Chrysler has teamed up with Purdue researchers in a project to use transgenic poplar trees to eliminate pollutants from a contaminated former oil storage facility near Kokomo, IN. They expect to plant the trees this summer.
In a study published last October, co-author and Purdue associate professor Richard Meilan wrote that transgenic poplar cuttings removed 90 percent of the TCE within a hydroponic solution in one week and metabolized the chemical 100 times faster than unaltered hybrid poplars. Meilan thinks the transgenic poplars can remove the TCE from the Kokomo site, which was contaminated by tainted oil stored there in the 1960s. The chemical lies within 10 feet of the surface, making it accessible to poplar roots.
Besides their use in pollution removal, poplars have promise as a feedstock for cellulosic ethanol.

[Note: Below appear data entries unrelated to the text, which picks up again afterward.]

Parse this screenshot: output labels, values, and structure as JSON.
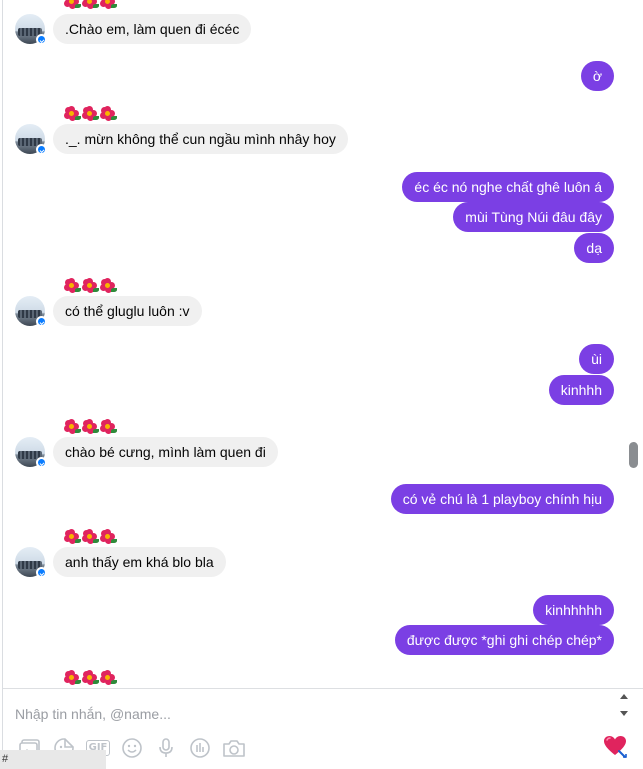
{
  "messages": [
    {
      "side": "in",
      "text": ".Chào em, làm quen đi écéc"
    },
    {
      "side": "out",
      "text": "ờ"
    },
    {
      "side": "in",
      "text": "._. mừn không thể cun ngầu mình nhây hoy"
    },
    {
      "side": "out",
      "text": "éc éc nó nghe chất ghê luôn á"
    },
    {
      "side": "out",
      "text": "mùi Tùng Núi đâu đây"
    },
    {
      "side": "out",
      "text": "dạ"
    },
    {
      "side": "in",
      "text": "có thể gluglu luôn :v"
    },
    {
      "side": "out",
      "text": "ùi"
    },
    {
      "side": "out",
      "text": "kinhhh"
    },
    {
      "side": "in",
      "text": "chào bé cưng, mình làm quen đi"
    },
    {
      "side": "out",
      "text": "có vẻ chú là 1 playboy chính hịu"
    },
    {
      "side": "in",
      "text": "anh thấy em khá blo bla"
    },
    {
      "side": "out",
      "text": "kinhhhhh"
    },
    {
      "side": "out",
      "text": "được được *ghi ghi chép chép*"
    }
  ],
  "composer": {
    "placeholder": "Nhập tin nhắn, @name..."
  },
  "toolbar": {
    "icons": [
      "photo-icon",
      "sticker-icon",
      "gif-icon",
      "emoji-icon",
      "microphone-icon",
      "poll-icon",
      "camera-icon"
    ],
    "gif_label": "GIF"
  },
  "reaction": {
    "icon": "heart-icon"
  },
  "status": {
    "text": "#"
  },
  "colors": {
    "outgoing": "#7b3fe4",
    "incoming": "#f0f0f0",
    "badge": "#0a7cff",
    "flower": "#e0245e"
  }
}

To investigate their potential in this area, the U.S. Department of Energy awarded a $1.3 million grant to Meilan and two colleagues.